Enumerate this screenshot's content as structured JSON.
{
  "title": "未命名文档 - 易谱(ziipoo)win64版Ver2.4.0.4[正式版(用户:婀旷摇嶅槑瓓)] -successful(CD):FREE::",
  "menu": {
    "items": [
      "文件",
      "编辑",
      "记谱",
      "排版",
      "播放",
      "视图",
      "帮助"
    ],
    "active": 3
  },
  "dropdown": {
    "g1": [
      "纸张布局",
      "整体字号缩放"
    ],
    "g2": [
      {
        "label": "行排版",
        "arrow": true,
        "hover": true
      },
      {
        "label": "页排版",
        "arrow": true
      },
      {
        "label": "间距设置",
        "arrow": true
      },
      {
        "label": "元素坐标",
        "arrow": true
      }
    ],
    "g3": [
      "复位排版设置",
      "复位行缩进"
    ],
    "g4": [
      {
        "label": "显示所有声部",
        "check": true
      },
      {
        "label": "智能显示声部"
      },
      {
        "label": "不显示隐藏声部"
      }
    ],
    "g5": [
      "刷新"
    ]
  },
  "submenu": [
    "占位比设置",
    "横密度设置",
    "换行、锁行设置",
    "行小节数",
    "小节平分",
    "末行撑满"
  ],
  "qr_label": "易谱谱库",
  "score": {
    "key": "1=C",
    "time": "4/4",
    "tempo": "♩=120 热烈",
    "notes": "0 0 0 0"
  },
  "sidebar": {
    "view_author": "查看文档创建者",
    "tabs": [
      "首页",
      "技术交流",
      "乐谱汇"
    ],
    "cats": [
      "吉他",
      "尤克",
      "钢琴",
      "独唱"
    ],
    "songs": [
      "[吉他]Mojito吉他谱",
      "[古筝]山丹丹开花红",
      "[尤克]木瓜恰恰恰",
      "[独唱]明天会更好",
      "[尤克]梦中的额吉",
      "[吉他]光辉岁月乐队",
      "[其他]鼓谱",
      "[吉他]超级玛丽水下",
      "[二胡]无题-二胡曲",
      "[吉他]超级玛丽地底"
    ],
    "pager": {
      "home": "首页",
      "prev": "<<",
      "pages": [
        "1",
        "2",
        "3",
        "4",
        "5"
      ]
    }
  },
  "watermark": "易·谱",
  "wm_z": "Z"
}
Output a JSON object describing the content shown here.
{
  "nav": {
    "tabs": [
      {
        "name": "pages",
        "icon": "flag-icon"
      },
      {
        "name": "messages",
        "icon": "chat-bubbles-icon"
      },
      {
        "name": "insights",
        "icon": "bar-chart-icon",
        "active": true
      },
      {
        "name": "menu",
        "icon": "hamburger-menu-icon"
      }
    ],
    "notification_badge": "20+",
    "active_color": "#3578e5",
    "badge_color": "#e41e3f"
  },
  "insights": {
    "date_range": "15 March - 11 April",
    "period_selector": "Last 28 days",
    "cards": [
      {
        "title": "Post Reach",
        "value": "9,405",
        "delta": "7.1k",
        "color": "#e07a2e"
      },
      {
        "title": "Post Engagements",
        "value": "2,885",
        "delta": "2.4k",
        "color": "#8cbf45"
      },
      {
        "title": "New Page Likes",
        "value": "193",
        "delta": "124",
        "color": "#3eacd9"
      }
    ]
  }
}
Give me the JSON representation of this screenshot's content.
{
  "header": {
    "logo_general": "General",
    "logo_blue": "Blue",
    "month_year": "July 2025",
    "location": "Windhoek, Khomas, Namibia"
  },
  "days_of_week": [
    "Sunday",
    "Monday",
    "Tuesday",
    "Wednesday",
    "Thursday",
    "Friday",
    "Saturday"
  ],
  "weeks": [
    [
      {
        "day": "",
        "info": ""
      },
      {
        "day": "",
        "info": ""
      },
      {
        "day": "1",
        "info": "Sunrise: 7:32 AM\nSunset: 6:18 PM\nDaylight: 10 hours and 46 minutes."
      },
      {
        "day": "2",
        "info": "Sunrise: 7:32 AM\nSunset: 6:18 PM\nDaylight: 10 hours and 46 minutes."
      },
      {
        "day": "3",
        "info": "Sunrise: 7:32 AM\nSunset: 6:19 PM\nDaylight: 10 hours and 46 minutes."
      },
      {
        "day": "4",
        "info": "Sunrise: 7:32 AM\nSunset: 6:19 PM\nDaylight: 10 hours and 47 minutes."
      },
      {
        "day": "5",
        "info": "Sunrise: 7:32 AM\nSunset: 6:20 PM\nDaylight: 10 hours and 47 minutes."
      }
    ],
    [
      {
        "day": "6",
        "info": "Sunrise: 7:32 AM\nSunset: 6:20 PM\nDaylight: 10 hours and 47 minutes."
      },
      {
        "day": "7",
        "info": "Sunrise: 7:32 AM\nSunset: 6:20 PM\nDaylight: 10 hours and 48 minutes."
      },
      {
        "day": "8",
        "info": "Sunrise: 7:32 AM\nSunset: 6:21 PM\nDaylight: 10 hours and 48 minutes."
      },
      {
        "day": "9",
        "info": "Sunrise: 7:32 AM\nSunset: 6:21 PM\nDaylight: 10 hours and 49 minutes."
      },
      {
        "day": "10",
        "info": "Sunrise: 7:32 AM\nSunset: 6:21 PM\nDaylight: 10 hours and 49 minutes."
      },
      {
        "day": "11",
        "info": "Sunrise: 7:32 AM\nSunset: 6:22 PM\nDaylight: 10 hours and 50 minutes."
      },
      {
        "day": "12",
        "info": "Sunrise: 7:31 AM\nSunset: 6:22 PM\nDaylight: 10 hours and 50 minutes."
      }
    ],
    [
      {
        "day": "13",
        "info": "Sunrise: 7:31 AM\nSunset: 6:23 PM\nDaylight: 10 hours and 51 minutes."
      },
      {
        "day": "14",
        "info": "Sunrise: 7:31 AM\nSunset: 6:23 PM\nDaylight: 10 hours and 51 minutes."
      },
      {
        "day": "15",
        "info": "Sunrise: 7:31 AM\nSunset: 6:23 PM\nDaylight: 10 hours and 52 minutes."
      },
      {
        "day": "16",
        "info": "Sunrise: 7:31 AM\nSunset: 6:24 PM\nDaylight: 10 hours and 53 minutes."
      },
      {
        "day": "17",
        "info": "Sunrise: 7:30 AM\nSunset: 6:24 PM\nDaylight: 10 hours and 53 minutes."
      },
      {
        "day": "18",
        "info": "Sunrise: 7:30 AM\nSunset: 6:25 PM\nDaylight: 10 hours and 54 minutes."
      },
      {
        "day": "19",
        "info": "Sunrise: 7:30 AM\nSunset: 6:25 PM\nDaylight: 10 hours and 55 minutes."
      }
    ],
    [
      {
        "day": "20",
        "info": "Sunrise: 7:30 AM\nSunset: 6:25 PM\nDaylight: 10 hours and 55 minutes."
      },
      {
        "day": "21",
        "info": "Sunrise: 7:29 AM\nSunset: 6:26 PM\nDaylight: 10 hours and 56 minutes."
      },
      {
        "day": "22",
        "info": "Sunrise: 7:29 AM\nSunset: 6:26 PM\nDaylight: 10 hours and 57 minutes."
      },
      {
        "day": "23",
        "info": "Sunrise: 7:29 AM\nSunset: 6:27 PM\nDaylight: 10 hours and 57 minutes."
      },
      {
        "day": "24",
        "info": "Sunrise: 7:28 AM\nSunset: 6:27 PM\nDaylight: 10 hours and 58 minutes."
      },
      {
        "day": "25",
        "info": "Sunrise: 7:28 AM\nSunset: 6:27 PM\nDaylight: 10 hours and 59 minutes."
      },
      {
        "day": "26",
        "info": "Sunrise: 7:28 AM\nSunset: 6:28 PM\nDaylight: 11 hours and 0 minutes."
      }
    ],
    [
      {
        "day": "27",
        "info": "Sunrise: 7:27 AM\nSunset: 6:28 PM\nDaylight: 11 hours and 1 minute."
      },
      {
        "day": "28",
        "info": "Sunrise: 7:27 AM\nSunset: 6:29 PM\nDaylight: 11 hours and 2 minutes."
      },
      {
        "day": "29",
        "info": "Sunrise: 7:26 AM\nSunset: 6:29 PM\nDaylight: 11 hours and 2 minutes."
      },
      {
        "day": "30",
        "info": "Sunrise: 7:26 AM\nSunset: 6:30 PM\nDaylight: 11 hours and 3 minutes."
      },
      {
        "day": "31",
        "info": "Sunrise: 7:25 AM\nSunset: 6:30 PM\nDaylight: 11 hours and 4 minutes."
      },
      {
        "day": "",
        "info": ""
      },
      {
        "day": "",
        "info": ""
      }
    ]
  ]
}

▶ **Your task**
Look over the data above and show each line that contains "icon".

▶ **Response for this exercise**
        "icon": "flag-icon"
        "icon": "chat-bubbles-icon"
        "icon": "bar-chart-icon",
        "icon": "hamburger-menu-icon"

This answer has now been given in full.